**EXERCISE BRIEF**. All lines in the records below with the word "heading" must be returned.

(Items from an interface collection)
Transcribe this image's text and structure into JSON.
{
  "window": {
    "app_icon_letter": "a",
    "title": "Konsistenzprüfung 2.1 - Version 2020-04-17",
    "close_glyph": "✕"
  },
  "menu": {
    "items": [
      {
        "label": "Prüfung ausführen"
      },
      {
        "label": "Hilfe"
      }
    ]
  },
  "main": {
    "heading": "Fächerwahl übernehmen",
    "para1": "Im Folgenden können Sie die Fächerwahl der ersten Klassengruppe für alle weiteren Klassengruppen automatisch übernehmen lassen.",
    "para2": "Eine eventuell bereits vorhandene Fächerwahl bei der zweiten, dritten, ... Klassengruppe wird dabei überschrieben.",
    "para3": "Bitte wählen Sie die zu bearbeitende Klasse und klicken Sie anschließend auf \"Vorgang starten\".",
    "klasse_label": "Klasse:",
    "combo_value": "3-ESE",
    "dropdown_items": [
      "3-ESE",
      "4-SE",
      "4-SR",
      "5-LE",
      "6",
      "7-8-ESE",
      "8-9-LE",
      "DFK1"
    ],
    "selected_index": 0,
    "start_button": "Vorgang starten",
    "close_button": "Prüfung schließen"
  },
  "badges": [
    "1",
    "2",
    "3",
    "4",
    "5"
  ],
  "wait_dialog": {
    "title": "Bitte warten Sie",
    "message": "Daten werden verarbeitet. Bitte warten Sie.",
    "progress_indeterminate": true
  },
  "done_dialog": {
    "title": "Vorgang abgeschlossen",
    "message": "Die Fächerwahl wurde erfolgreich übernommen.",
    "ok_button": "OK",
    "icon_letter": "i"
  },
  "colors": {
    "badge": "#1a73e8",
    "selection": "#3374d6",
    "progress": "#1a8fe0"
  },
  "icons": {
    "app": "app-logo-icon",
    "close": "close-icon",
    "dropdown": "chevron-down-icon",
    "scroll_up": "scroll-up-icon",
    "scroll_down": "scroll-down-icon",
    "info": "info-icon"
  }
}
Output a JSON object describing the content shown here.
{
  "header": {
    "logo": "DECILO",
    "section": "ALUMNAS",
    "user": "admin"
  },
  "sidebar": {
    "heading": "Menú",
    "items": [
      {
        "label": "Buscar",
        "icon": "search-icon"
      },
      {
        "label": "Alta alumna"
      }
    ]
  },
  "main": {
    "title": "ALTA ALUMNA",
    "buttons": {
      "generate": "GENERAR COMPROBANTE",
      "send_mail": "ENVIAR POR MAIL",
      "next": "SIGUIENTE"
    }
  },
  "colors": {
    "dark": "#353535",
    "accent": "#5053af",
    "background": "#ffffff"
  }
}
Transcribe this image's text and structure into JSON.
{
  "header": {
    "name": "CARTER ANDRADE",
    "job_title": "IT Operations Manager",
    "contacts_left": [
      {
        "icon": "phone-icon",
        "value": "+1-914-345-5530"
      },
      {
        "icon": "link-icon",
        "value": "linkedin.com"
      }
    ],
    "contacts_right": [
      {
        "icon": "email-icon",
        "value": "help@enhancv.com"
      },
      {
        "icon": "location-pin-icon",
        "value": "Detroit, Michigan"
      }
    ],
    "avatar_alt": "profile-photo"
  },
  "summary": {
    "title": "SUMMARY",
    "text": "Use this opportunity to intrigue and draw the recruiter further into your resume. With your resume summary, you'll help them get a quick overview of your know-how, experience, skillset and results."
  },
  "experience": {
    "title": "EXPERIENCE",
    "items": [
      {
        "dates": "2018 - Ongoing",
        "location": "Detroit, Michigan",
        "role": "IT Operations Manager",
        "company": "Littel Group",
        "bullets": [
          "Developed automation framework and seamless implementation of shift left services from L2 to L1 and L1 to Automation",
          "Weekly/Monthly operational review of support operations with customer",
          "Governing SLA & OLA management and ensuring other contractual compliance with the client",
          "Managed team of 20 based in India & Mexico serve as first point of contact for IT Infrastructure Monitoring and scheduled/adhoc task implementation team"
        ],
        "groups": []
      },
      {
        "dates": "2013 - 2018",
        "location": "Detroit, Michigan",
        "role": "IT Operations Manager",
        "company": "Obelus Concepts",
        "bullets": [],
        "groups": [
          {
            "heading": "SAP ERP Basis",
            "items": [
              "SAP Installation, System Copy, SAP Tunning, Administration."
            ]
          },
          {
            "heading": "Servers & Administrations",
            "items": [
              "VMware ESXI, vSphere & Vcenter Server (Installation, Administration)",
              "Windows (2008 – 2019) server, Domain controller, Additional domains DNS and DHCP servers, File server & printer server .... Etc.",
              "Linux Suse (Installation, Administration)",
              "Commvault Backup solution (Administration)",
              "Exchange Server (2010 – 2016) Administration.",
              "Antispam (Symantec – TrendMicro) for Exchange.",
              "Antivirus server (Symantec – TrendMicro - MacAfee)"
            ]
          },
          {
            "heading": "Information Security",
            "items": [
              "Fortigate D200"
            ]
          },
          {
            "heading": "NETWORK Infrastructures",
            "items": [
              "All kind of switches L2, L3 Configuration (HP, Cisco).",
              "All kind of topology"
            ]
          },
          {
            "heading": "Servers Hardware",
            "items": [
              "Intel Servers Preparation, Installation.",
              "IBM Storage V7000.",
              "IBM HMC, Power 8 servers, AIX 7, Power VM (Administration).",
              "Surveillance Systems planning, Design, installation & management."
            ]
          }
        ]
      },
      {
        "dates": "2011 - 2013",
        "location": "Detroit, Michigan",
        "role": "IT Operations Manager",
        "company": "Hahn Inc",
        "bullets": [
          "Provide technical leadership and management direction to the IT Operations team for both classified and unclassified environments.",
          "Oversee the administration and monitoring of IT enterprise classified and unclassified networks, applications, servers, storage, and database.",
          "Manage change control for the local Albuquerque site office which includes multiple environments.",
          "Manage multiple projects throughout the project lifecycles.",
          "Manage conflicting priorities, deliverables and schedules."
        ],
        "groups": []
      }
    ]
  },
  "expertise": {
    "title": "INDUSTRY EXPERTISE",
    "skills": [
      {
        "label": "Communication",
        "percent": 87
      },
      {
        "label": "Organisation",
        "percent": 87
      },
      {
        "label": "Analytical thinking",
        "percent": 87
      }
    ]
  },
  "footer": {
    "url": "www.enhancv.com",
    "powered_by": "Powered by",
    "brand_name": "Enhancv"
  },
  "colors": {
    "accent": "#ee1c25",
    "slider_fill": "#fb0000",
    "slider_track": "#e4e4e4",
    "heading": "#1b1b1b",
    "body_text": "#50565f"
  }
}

**TASK ANSWER**.
    "heading": "Fächerwahl übernehmen",
    "heading": "Menú",
            "heading": "SAP ERP Basis",
            "heading": "Servers & Administrations",
            "heading": "Information Security",
            "heading": "NETWORK Infrastructures",
            "heading": "Servers Hardware",
    "heading": "#1b1b1b",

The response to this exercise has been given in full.